“FSSAI is also considering removing of low gluten foods category where foods are specially processed to reduce gluten content to a level 20-100mg/kg and its labelling provisions, as low gluten foods also poses a risk to people with celiac disease. These will be notified soon,” an FSSAI official said in response to queries from FoodNavigator-Asia.
As for the people who will be involved in the drafting of the directives, the official said there are members who are experts in specific domains in FSSAI’s Scientific Committee and Scientific Panels.
“Standards are developed after detailed deliberations including stakeholders’ consultations. It’s a very transparent procedure,” the official said.
CEO of FSSAI Pawan Aggarwal also told local media Times of India that they have reviewed current practices, and found many products bearing dubious labels, such as “low gluten”.

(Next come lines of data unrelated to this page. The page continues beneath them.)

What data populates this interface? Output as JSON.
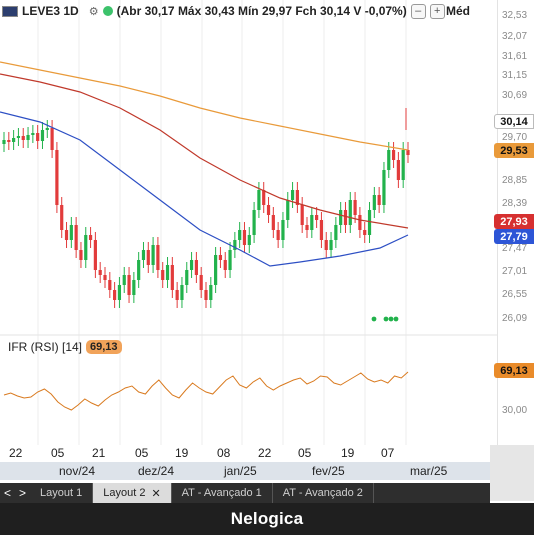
{
  "header": {
    "ticker": "LEVE3 1D",
    "ohlc": "(Abr 30,17 Máx 30,43 Mín 29,97 Fch 30,14 V -0,07%)",
    "mode": "Méd"
  },
  "price_axis": [
    "32,53",
    "32,07",
    "31,61",
    "31,15",
    "30,69",
    "29,70",
    "28,85",
    "28,39",
    "27,47",
    "27,01",
    "26,55",
    "26,09"
  ],
  "tags": {
    "last": "30,14",
    "ma_orange": "29,53",
    "ma_red": "27,93",
    "ma_blue": "27,79",
    "rsi": "69,13"
  },
  "rsi": {
    "label": "IFR (RSI) [14]",
    "value": "69,13",
    "axis_label": "30,00"
  },
  "x_axis": {
    "days": [
      "22",
      "05",
      "21",
      "05",
      "19",
      "08",
      "22",
      "05",
      "19",
      "07"
    ],
    "months": [
      "nov/24",
      "dez/24",
      "jan/25",
      "fev/25",
      "mar/25"
    ]
  },
  "tabs": {
    "items": [
      "Layout 1",
      "Layout 2",
      "AT - Avançado 1",
      "AT - Avançado 2"
    ],
    "active": "Layout 2"
  },
  "footer": {
    "brand": "Nelogica"
  },
  "colors": {
    "up": "#22b24c",
    "down": "#e23b3b",
    "ma_orange": "#e99a3a",
    "ma_red": "#c0392b",
    "ma_blue": "#2d4fc4",
    "rsi_line": "#d97a1f"
  }
}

He explained that a product meant for individuals suffering from wheat allergy needs to be completely gluten-free, instead of bearing terms such as “low-gluten”.
In addition to drafting new directives, there are also plans to conduct spot checks to verify whether companies are genuinely selling products that are completely gluten-free.
According to the FSSAI official, around 1% of the Indian population is allergic to gluten and may develop the celiac disease.
In general, the population is not aware of this condition and needs to be educated through sustained awareness campaigns.
“The susceptible population needs products that are free from gluten or are made from those cereals which do not contain gluten.”
According to a 2016 notification made to amend the Food Safety and Standards (Food Products Standards and Food Additives) Regulations, 2011, gluten free food refers to food that “consist of or is made of one or more ingredients containing rice, millets, ragi, pulses or legumes.”
To be qualified and labelled as a gluten-free food, the gluten levels in food should also be below 20mg/kg.
These products should also bear the label declaration as spelled out in the FSSAI’s packaging and labelling regulations.
In addition, the gluten-free products should adhere to labelling requirements.
For example, a food which is suitable for use as part of a gluten free diet shall not be named as “special dietary”, “special dietetic” or any other equivalent term. Instead, gluten-free products may be labelled as “this food is by its nature gluten-free”.
India’s urgent need for gluten-free
Gluten-free products are especially catered to individuals suffering from celiac disease, which is characterised by the intolerance to wheat.
Celiac disease patients will need to adhere to a 100% gluten-free diet. Allergic symptoms include diarrhoea and may even worsen to gastro-intestinal cancer.
However, in the case of India, while the country has the largest population of celiac disease sufferers in the world, researchers pointed out that the amount of gluten-free food available in the country was not matching demand.
The lack of gluten-free products was attributed to high product prices, the lack of awareness about the products, and an inefficient value chain for gluten-free products.